Similarly to Doom, Rage 2 also incentivises you to keep on the move and push forward. Each enemy you kill drops a currency that’s so volatile it disappears after a few seconds, forcing you to wade out into danger to collect a currency that not only upgrades your weapons and Nanotrites, but which also heals you in that moment. In terms of upgrades, there’s a veritable bucketload, with various ways to improve and modify your guns, vehicles, base stats, and projectiles. This amount of customisation is welcome, but there are so many disparate types of currency, the upgrade system could’ve been streamlined and condensed to cut down on the amount of time you spend faffing about in sluggish menus.
This is an issue with Rage 2 in general, though. There’s a dearth of momentum, and it severely lacks any sort of fluidity. The combat is brilliant in a bubble, but it’s broken up by long stretches where you’re just driving from point A to B. There’s no spontaneity in the open world, with any signs of life restricted to the bandit dens and pit stops that populate the map. Nothing tugs at you to break away from your waypoint and explore, and the amount of scavenger hunts you have to partake in slow down the pace considerably, whether you’re searching for fuel tanks to destroy or Ark chests to open.
It’s impossible to play Rage 2 without thinking about how each of its elements has been executed better in other games, particularly those by id and Avalanche Studios themselves. There are brief moments of balls-to-the-wall fun, but they’re bookended by an unnecessary open world that dampens the impact and pacing of its kinetic gunplay. There are other issues beyond this, from samey mission design, terrible vehicle handling, and a slew of bugs, but Rage 2’s biggest crime is that it’s less of an apocalyptic rager and more like a tedious car journey to visit relatives you don’t particularly like.
Rage 2 isn’t always a looker; it often appears as though the screen is coated in Vaseline, and there are some muddy textures and noticeable pop-in. But, explosions are spectacular, with a vivid outburst of fire, flying debris, and rended flesh.
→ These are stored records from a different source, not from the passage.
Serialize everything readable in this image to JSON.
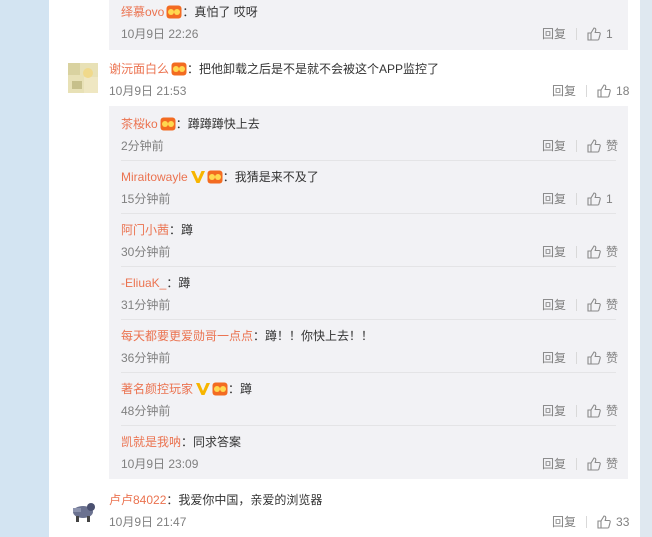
{
  "comments": [
    {
      "reply_to_prev": {
        "username": "绎慕ovo",
        "text": "：真怕了 哎呀",
        "time": "10月9日 22:26",
        "reply_label": "回复",
        "like_count": "1"
      }
    }
  ],
  "main1": {
    "username": "谢沅面白么",
    "text": "：把他卸载之后是不是就不会被这个APP监控了",
    "time": "10月9日 21:53",
    "reply_label": "回复",
    "like_count": "18",
    "replies": [
      {
        "username": "茶桜ko",
        "text": "：蹲蹲蹲快上去",
        "time": "2分钟前",
        "reply_label": "回复",
        "like_label": "赞",
        "verified": false,
        "badge": true
      },
      {
        "username": "Miraitowayle",
        "text": "：我猜是来不及了",
        "time": "15分钟前",
        "reply_label": "回复",
        "like_label": "1",
        "verified": true,
        "badge": true
      },
      {
        "username": "阿门小茜",
        "text": "：蹲",
        "time": "30分钟前",
        "reply_label": "回复",
        "like_label": "赞",
        "verified": false,
        "badge": false
      },
      {
        "username": "-EliuaK_",
        "text": "：蹲",
        "time": "31分钟前",
        "reply_label": "回复",
        "like_label": "赞",
        "verified": false,
        "badge": false
      },
      {
        "username": "每天都要更爱勋哥一点点",
        "text": "：蹲！！你快上去！！",
        "time": "36分钟前",
        "reply_label": "回复",
        "like_label": "赞",
        "verified": false,
        "badge": false
      },
      {
        "username": "著名颜控玩家",
        "text": "：蹲",
        "time": "48分钟前",
        "reply_label": "回复",
        "like_label": "赞",
        "verified": true,
        "badge": true
      },
      {
        "username": "凯就是我呐",
        "text": "：同求答案",
        "time": "10月9日 23:09",
        "reply_label": "回复",
        "like_label": "赞",
        "verified": false,
        "badge": false
      }
    ]
  },
  "main2": {
    "username": "卢卢84022",
    "text": "：我爱你中国，亲爱的浏览器",
    "time": "10月9日 21:47",
    "reply_label": "回复",
    "like_count": "33"
  },
  "colors": {
    "username": "#eb7350",
    "verified": "#f7b500",
    "badge": "#f36b21",
    "background": "#d3e4f2"
  }
}
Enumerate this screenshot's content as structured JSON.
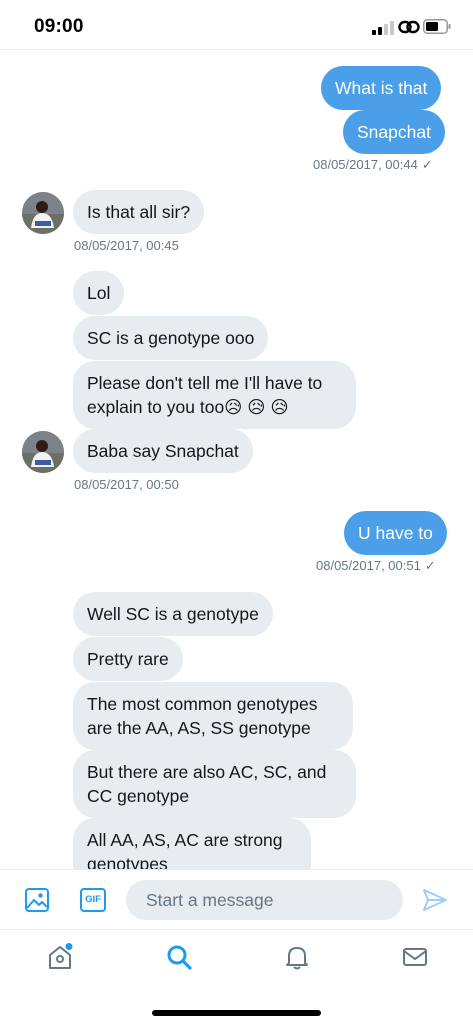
{
  "status_bar": {
    "time": "09:00"
  },
  "chat": {
    "messages": [
      {
        "text": "What is that"
      },
      {
        "text": "Snapchat"
      },
      {
        "text": "Is that all sir?"
      },
      {
        "text": "Lol"
      },
      {
        "text": "SC is a genotype ooo"
      },
      {
        "text": "Please don't tell me I'll have to explain to you too😥 😥 😥"
      },
      {
        "text": "Baba say Snapchat"
      },
      {
        "text": "U have to"
      },
      {
        "text": "Well SC is a genotype"
      },
      {
        "text": "Pretty rare"
      },
      {
        "text": "The most common genotypes are the AA, AS, SS genotype"
      },
      {
        "text": "But there are also AC, SC, and CC genotype"
      },
      {
        "text": "All AA, AS, AC are strong genotypes"
      }
    ],
    "timestamps": {
      "t1": "08/05/2017, 00:44",
      "t2": "08/05/2017, 00:45",
      "t3": "08/05/2017, 00:50",
      "t4": "08/05/2017, 00:51"
    },
    "read_check": "✓"
  },
  "composer": {
    "gif_label": "GIF",
    "placeholder": "Start a message"
  },
  "colors": {
    "accent": "#1d9bf0",
    "outgoing_bubble": "#4a9fe8",
    "incoming_bubble": "#e6ecf0",
    "muted_text": "#657786"
  },
  "icons": {
    "composer": [
      "image-icon",
      "gif-icon",
      "send-icon"
    ],
    "tabs": [
      "home-icon",
      "search-icon",
      "notifications-icon",
      "messages-icon"
    ]
  },
  "tabbar": {
    "active_tab": "search"
  }
}
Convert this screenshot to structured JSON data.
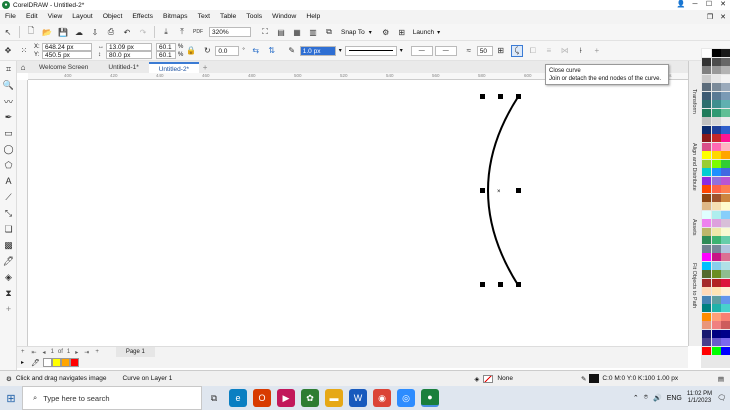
{
  "window": {
    "title": "CorelDRAW - Untitled-2*"
  },
  "menubar": {
    "items": [
      "File",
      "Edit",
      "View",
      "Layout",
      "Object",
      "Effects",
      "Bitmaps",
      "Text",
      "Table",
      "Tools",
      "Window",
      "Help"
    ]
  },
  "toolbar1": {
    "zoom": "320%",
    "snap_to": "Snap To",
    "launch": "Launch"
  },
  "toolbar2": {
    "x_label": "X:",
    "x_value": "648.24 px",
    "y_label": "Y:",
    "y_value": "450.5 px",
    "w_value": "13.09 px",
    "h_value": "80.0 px",
    "scale_x": "60.1",
    "scale_y": "60.1",
    "pct": "%",
    "angle": "0.0",
    "outline_width": "1.0 px",
    "smooth": "50"
  },
  "tabs": [
    "Welcome Screen",
    "Untitled-1*",
    "Untitled-2*"
  ],
  "ruler": {
    "ticks": [
      "400",
      "420",
      "440",
      "460",
      "480",
      "500",
      "520",
      "540",
      "560",
      "580",
      "600",
      "620",
      "640",
      "660",
      "680",
      "700"
    ],
    "unit": "pixels"
  },
  "tooltip": {
    "title": "Close curve",
    "body": "Join or detach the end nodes of the curve."
  },
  "dock": {
    "tabs": [
      "Transform",
      "Align and Distribute",
      "Assets",
      "Fit Objects to Path"
    ]
  },
  "pagenav": {
    "current": "1",
    "of": "of",
    "total": "1",
    "page_tab": "Page 1"
  },
  "status": {
    "hint": "Click and drag navigates image",
    "selection": "Curve on Layer 1",
    "fill": "None",
    "outline": "C:0 M:0 Y:0 K:100  1.00 px"
  },
  "taskbar": {
    "search_placeholder": "Type here to search",
    "time": "11:02 PM",
    "date": "1/1/2023",
    "lang": "ENG"
  },
  "palette_colors": [
    "#ffffff",
    "#000000",
    "#1a1a1a",
    "#333333",
    "#4d4d4d",
    "#666666",
    "#808080",
    "#999999",
    "#b3b3b3",
    "#cccccc",
    "#e6e6e6",
    "#f2f2f2",
    "#5b6b7a",
    "#7a8a99",
    "#9aaabb",
    "#3c5a73",
    "#5a7a95",
    "#7a9ab5",
    "#2d6e6e",
    "#3f8f8f",
    "#5fb0b0",
    "#1f7a5a",
    "#2f9a73",
    "#5fbf95",
    "#c0c0c0",
    "#d8d8d8",
    "#ececec",
    "#0b2a6b",
    "#1e3f99",
    "#2f5fcc",
    "#8b1a1a",
    "#c62828",
    "#ff1493",
    "#d94f8a",
    "#ff69b4",
    "#ffb6c1",
    "#ffff00",
    "#ffd700",
    "#ffa500",
    "#9acd32",
    "#7cfc00",
    "#32cd32",
    "#00ced1",
    "#1e90ff",
    "#4169e1",
    "#8a2be2",
    "#9370db",
    "#ba55d3",
    "#ff4500",
    "#ff6347",
    "#ff7f50",
    "#8b4513",
    "#a0522d",
    "#cd853f",
    "#deb887",
    "#f5deb3",
    "#fffacd",
    "#e0ffff",
    "#afeeee",
    "#87cefa",
    "#ee82ee",
    "#dda0dd",
    "#d8bfd8",
    "#bdb76b",
    "#eee8aa",
    "#fafad2",
    "#2e8b57",
    "#3cb371",
    "#66cdaa",
    "#708090",
    "#778899",
    "#b0c4de",
    "#ff00ff",
    "#c71585",
    "#db7093",
    "#00bfff",
    "#87ceeb",
    "#b0e0e6",
    "#556b2f",
    "#6b8e23",
    "#8fbc8f",
    "#a52a2a",
    "#b22222",
    "#dc143c",
    "#ffdab9",
    "#ffe4b5",
    "#ffefd5",
    "#4682b4",
    "#5f9ea0",
    "#6495ed",
    "#008080",
    "#20b2aa",
    "#48d1cc",
    "#ff8c00",
    "#ffa07a",
    "#fa8072",
    "#e9967a",
    "#f08080",
    "#cd5c5c",
    "#191970",
    "#000080",
    "#00008b",
    "#483d8b",
    "#6a5acd",
    "#7b68ee",
    "#ff0000",
    "#00ff00",
    "#0000ff"
  ],
  "doc_palette": [
    "#ffffff",
    "#ffff00",
    "#ffa500",
    "#ff0000"
  ],
  "accent": "#3b7bd4"
}
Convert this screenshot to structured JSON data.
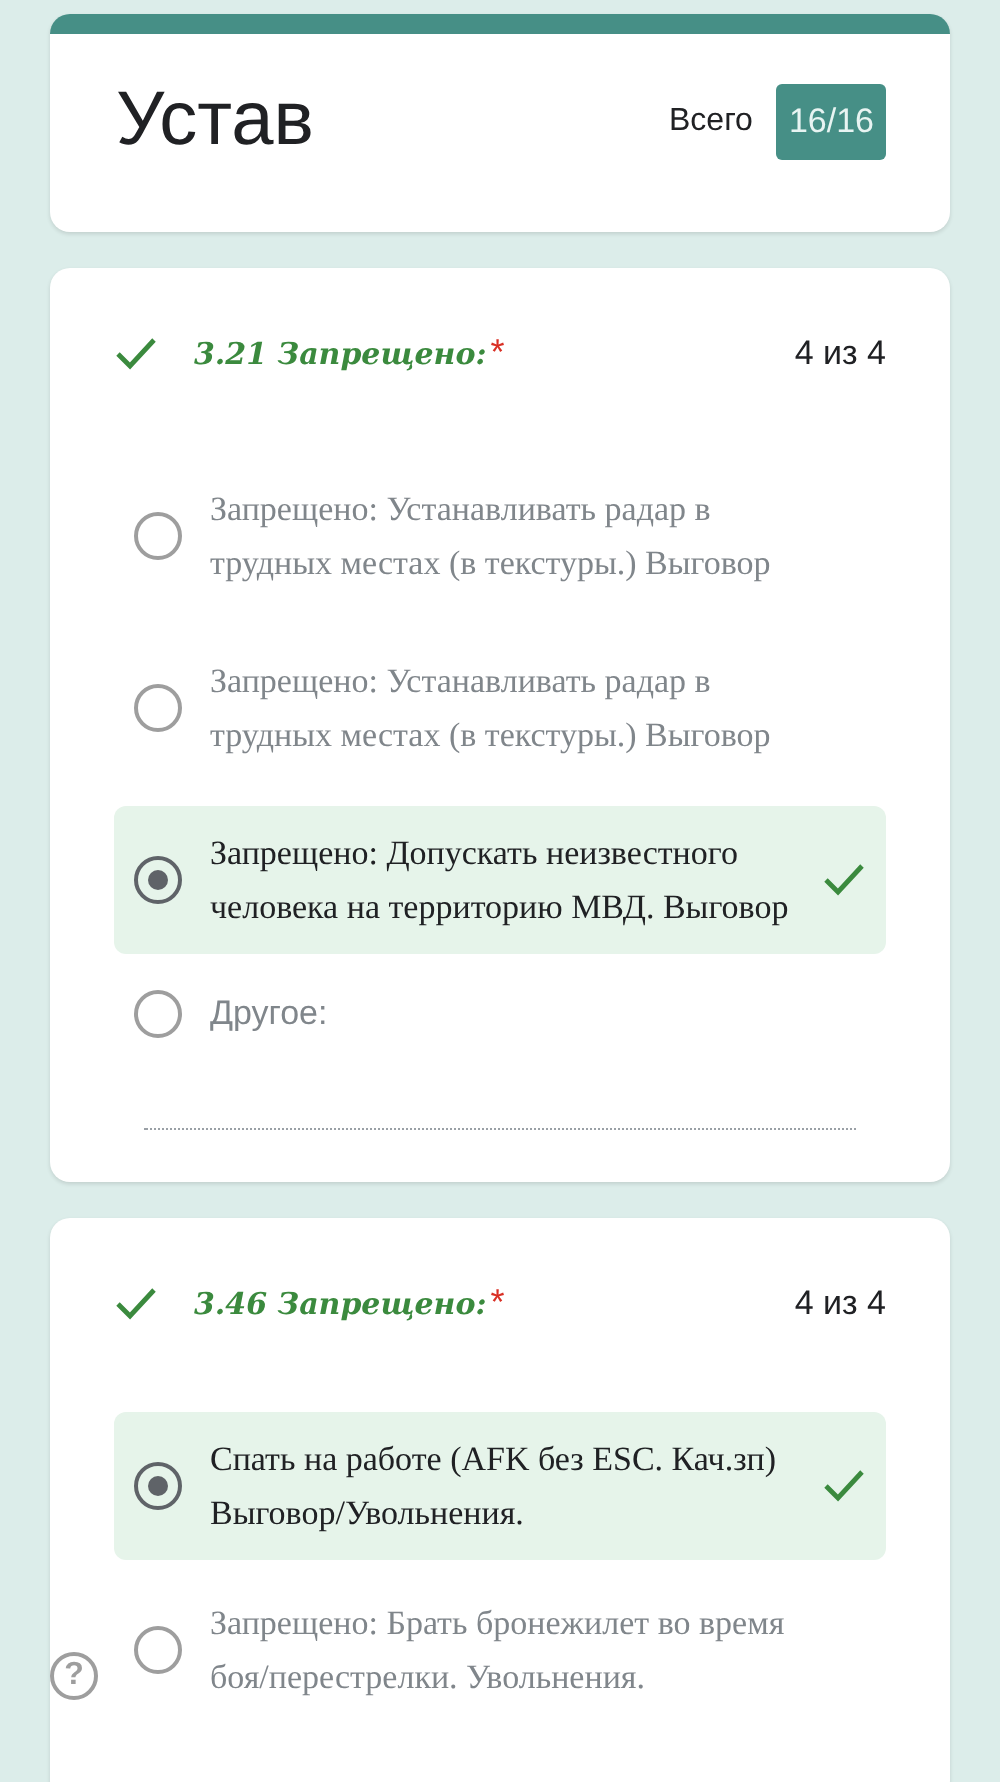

And it’s all worth it for that sweet 60fps.
Rage 2’s combat is often brilliant, but it’s disrupted by all the trappings of a bland open world.
Developer: id Software, Avalanche Studios
Publisher: Bethesda Softworks
Release: Out now